Christo Jones is the stage moniker of Chris Johnson, a Sydney based experimental pop artist and musical storyteller. Using a custom-built stage rig, he weaves together an elegant tapestry of sound, more focused on the journey music can illicit in a listener than the simple act of creating pop.
Last month his Gravity EP was released for the world to hear, Christo Jones’ debut effort and no doubt a spellbinding, narrative experience start to finish.
What’s the point of music which doesn’t tell a story? Step into the chronicle of Christo Jones, the narrator to your next sonic voyage.
When you wander into a Christo Jones show, the first thing you’ll notice is his setup. Minimal in size but gargantuan in variability, this gear rig has become a central part of his songwriting philosophy.
“I wanted a new way to write and perform so I built this stage rig with loads of instruments and effects at my fingertips and feet. It folds out of a suitcase and everything hangs off it – keyboards, drum pads, samplers, weird percussion, even my acoustic guitar is wired through a dozen pedals. It made the process really trippy and inspiring as it became about plugging into the rig and seeing where it would take me.”
“It forces me to arrange songs in less obvious ways based on what I can physically manage, but some people have told me what they like most about my EP and live shows is that songs go in unexpected directions.”
In all things, Christo Jones believes in the importance of narrative, and what’s more important in a plot line that a twist? Music should take you somewhere else or show you a facet of an artist you would never have taken at face value. Virtuosos of this talent can even drive self-reflection, inspiring a realisation in their listeners which were directly brought on by a certain sound or a profoundly well-placed lyric.
On the Gravity EP this was achieved through experimentation.
“I love music that’s organic but has been twisted by technology to sound grand and otherworldly. It allows a juxtaposition between human emotion and warped sonics to prick up the ears. I do weird things to try to find those sounds.”
In instrumental tracks like Entropy and Prelude this is fully-realised, and Jones struts a marvellous platform when freed from lyrical confinement. A rattling drumbeat fed through distortion carries a sense of impending moral weight, or a tinkling of keys adds emotional colour to Jones’ tale between the story-driven, radio friendly tracks with lyrics.
Only upon the the scaffolds of sonic odyssey steeped in narrative theory was Christo Jones able to construct the grand vision of his Gravity EP. It’s a conceptual EP, exhibiting the story arc of a fictional couple:
“The EP explores that moment in a relationship where one person is really struggling, their partner is trying to help them through, and they’ll either work through it or give up.”
“The tracks bounce back and forth between the couple until a narrator intervenes on Complicate and then the couple sing the final song together. That’s where you find out what they have decided. The resolution is a simple statement, but I hope it resonates with people.”
With any concept release comes an exponential level of involvement from the artist, which is perhaps why the output has faded into relative obscurity.
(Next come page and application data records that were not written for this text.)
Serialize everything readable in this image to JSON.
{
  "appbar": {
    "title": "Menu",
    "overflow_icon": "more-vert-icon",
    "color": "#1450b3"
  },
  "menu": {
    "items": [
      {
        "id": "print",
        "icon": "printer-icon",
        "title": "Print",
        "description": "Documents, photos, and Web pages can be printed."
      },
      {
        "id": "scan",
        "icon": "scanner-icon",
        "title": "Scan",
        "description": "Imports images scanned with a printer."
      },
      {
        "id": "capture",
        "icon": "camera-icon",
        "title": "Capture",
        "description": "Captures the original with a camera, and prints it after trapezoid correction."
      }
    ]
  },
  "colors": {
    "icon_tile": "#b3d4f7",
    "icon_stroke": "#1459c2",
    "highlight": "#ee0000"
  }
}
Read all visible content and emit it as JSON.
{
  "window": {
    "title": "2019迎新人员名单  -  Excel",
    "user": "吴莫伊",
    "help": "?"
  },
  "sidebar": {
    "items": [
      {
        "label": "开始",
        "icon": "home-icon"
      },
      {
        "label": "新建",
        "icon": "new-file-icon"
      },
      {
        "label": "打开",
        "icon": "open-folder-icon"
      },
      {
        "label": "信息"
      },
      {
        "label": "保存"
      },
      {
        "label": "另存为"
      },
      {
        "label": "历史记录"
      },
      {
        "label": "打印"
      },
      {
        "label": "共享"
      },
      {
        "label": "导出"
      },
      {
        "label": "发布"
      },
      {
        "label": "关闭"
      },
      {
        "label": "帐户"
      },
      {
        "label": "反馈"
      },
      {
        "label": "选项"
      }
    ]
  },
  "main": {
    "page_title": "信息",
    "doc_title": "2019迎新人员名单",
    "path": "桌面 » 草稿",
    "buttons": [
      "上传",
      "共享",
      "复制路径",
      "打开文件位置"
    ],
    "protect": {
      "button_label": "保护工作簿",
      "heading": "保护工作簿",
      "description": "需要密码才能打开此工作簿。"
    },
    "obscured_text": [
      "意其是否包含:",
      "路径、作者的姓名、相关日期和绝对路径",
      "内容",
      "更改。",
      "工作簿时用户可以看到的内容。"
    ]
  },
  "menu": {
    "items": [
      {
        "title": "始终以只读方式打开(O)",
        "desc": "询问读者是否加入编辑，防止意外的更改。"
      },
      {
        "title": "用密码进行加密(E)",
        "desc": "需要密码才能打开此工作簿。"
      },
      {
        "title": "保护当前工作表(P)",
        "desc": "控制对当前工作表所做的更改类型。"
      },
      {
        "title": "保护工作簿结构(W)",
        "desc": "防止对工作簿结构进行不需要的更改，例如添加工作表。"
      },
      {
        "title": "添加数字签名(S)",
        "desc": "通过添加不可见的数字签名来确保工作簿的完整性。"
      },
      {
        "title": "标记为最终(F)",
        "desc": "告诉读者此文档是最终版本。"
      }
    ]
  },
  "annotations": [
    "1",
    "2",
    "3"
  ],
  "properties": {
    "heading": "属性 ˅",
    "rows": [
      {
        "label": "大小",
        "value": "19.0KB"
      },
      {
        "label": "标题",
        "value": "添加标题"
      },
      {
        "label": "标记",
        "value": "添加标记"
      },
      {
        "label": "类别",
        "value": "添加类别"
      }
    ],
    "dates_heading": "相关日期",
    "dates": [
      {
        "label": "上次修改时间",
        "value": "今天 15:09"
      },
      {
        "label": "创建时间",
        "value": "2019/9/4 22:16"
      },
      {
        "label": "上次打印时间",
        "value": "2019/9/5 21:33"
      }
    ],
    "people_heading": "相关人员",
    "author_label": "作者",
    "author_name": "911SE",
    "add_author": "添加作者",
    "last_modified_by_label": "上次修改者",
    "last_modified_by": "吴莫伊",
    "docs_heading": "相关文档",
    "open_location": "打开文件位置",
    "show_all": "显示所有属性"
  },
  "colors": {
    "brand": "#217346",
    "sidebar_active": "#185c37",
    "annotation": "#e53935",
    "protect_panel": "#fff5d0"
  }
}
However with recent Australian releases from Marcus Whale, Mike Noga, and now Christo Jones examining the profundity of the format, we have our fingers crossed for a dark horse comeback.[bandcamp width=700 height=406 album=3517842255 size=large bgcol=ffffff linkcol=333333 artwork=small]
We will always have time for artists who embrace experimentation over pop viability. While Christo Jones’ music is catchy, anthemic and leans towards the pop sphere, his creative ideology is pointed in the right direction with pinpoint accuracy, and we’re ready to wrap our ears around whatever his next output entails.
But for the moment, Christo Jones will be taking that snazzy little briefcase around the country. Watch this space.
“Lots of live shows coming up. I’m doing an east coast run later this year, been invited back to Tasmania’s mind-blowing Museum of Old And New Art (MONA) and am finalising some other really interesting art events and music festivals.”